Citing PatentFiling datePublication dateApplicantTitle
US8093765May 28, 2010Jan 10, 2012Cypress Semiconductor CorporationSystem for noise reduction in circuits
Classifications
U.S. Classification307/407, 329/320, 370/317, 329/318, 307/1, 307/3, 329/319
International ClassificationH03K17/80, H03D3/00
Cooperative ClassificationH03B29/00, H03K19/00392, H03K19/00346
European ClassificationH03B29/00, H03K19/003R, H03K19/003J
Legal Events
DateCodeEventDescription
Nov 26, 2013FPAYFee payment
Year of fee payment: 4
Sep 20, 2004ASAssignment
Free format text: ASSIGNMENT OF ASSIGNORS INTEREST;ASSIGNOR:BEARD, PAUL;REEL/FRAME:15151/57
Effective date: 20040603
Owner name: CYPRESS SEMICONDUCTOR CORP.,CALIFORNIA
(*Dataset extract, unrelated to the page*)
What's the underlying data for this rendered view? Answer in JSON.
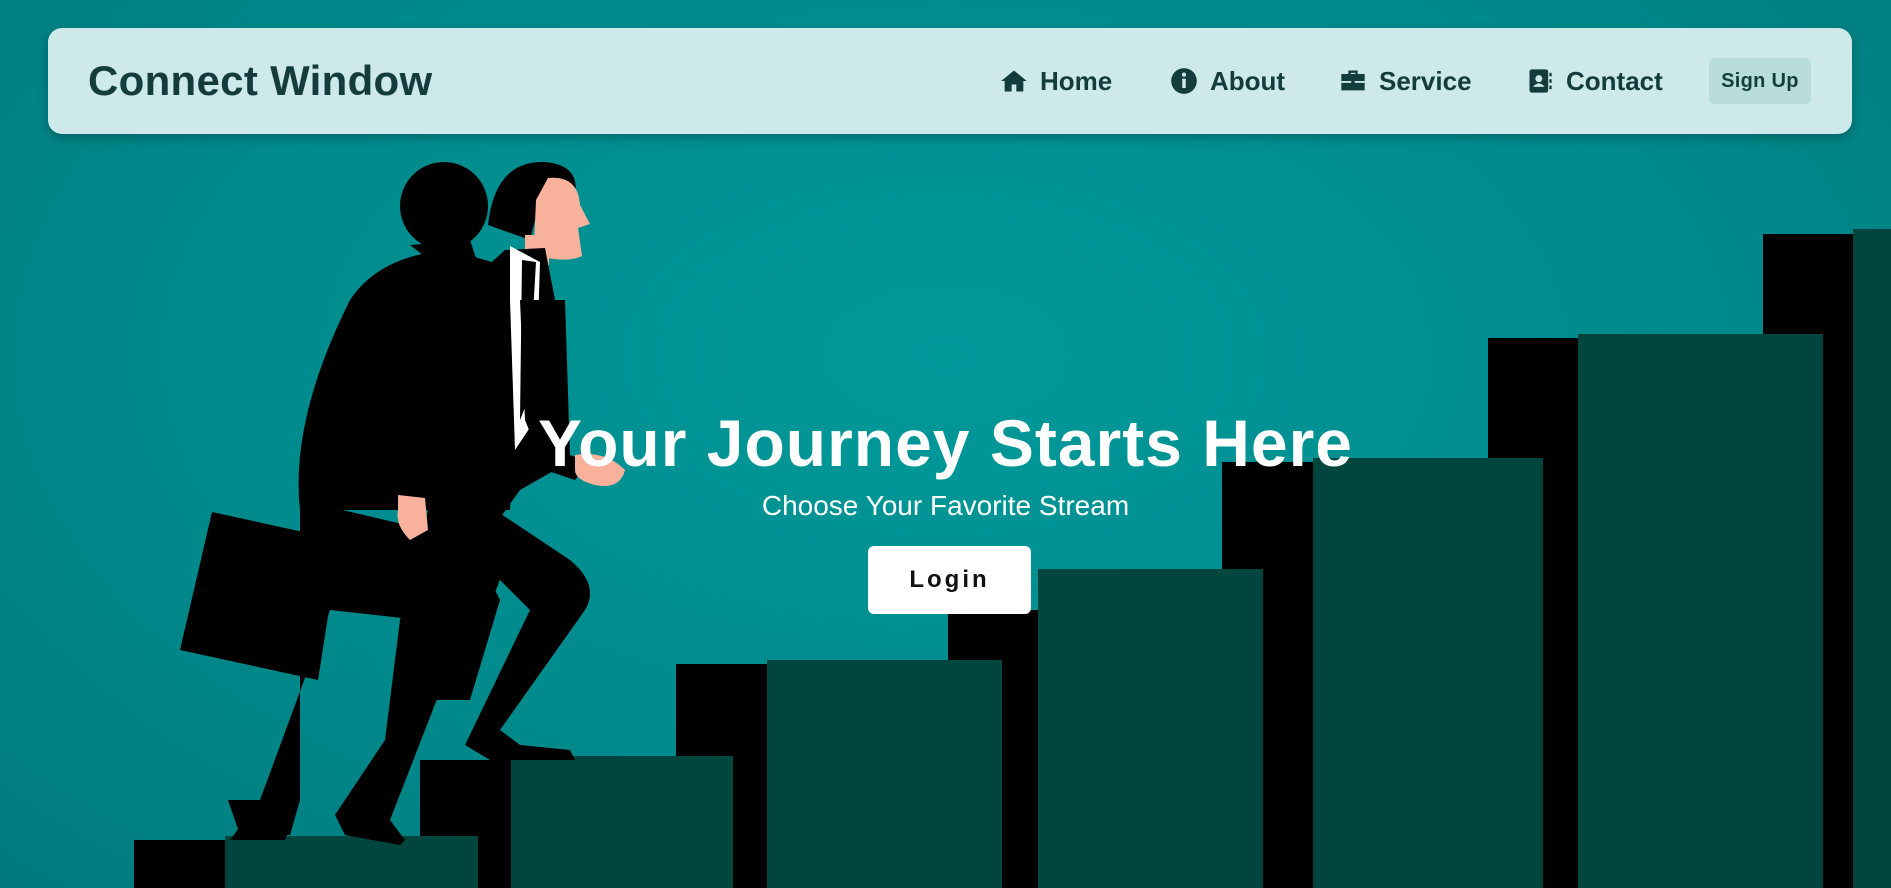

Free format text: ASSIGNMENT OF ASSIGNORS INTEREST;ASSIGNOR:BEARD, PAUL;REEL/FRAME:015151/0057